• [DESCRIPTION OF THE TASK]:
For this exercise, copy all the data exactly and include none of the pictures.

• [Website and app data records]:
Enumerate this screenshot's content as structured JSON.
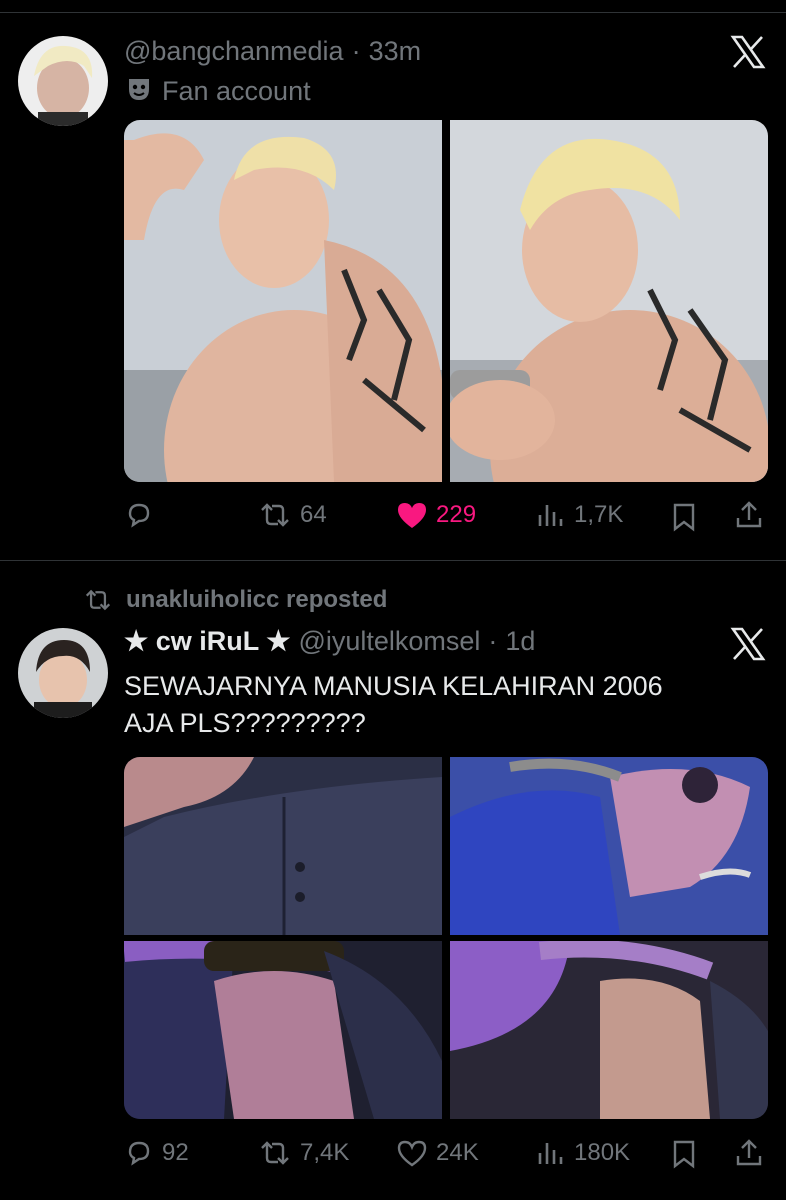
{
  "post1": {
    "handle": "@bangchanmedia",
    "separator": "·",
    "time": "33m",
    "label_icon": "mask-icon",
    "label": "Fan account",
    "actions": {
      "replies": "",
      "reposts": "64",
      "likes": "229",
      "views": "1,7K"
    },
    "liked": true,
    "accent": "#f91880"
  },
  "post2": {
    "repost_label": "unakluiholicc reposted",
    "display_name": "★ cw iRuL ★",
    "handle": "@iyultelkomsel",
    "separator": "·",
    "time": "1d",
    "text_line1": "SEWAJARNYA MANUSIA KELAHIRAN 2006",
    "text_line2": "AJA PLS?????????",
    "actions": {
      "replies": "92",
      "reposts": "7,4K",
      "likes": "24K",
      "views": "180K"
    }
  },
  "colors": {
    "background": "#000000",
    "muted": "#71767b",
    "text": "#e7e9ea",
    "like": "#f91880"
  }
}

• [WRITTEN RESPONSE]:
Enumerate this screenshot's content as structured JSON.
{
  "post1": {
    "handle": "@bangchanmedia",
    "separator": "·",
    "time": "33m",
    "label_icon": "mask-icon",
    "label": "Fan account",
    "actions": {
      "replies": "",
      "reposts": "64",
      "likes": "229",
      "views": "1,7K"
    },
    "liked": true,
    "accent": "#f91880"
  },
  "post2": {
    "repost_label": "unakluiholicc reposted",
    "display_name": "★ cw iRuL ★",
    "handle": "@iyultelkomsel",
    "separator": "·",
    "time": "1d",
    "text_line1": "SEWAJARNYA MANUSIA KELAHIRAN 2006",
    "text_line2": "AJA PLS?????????",
    "actions": {
      "replies": "92",
      "reposts": "7,4K",
      "likes": "24K",
      "views": "180K"
    }
  },
  "colors": {
    "background": "#000000",
    "muted": "#71767b",
    "text": "#e7e9ea",
    "like": "#f91880"
  }
}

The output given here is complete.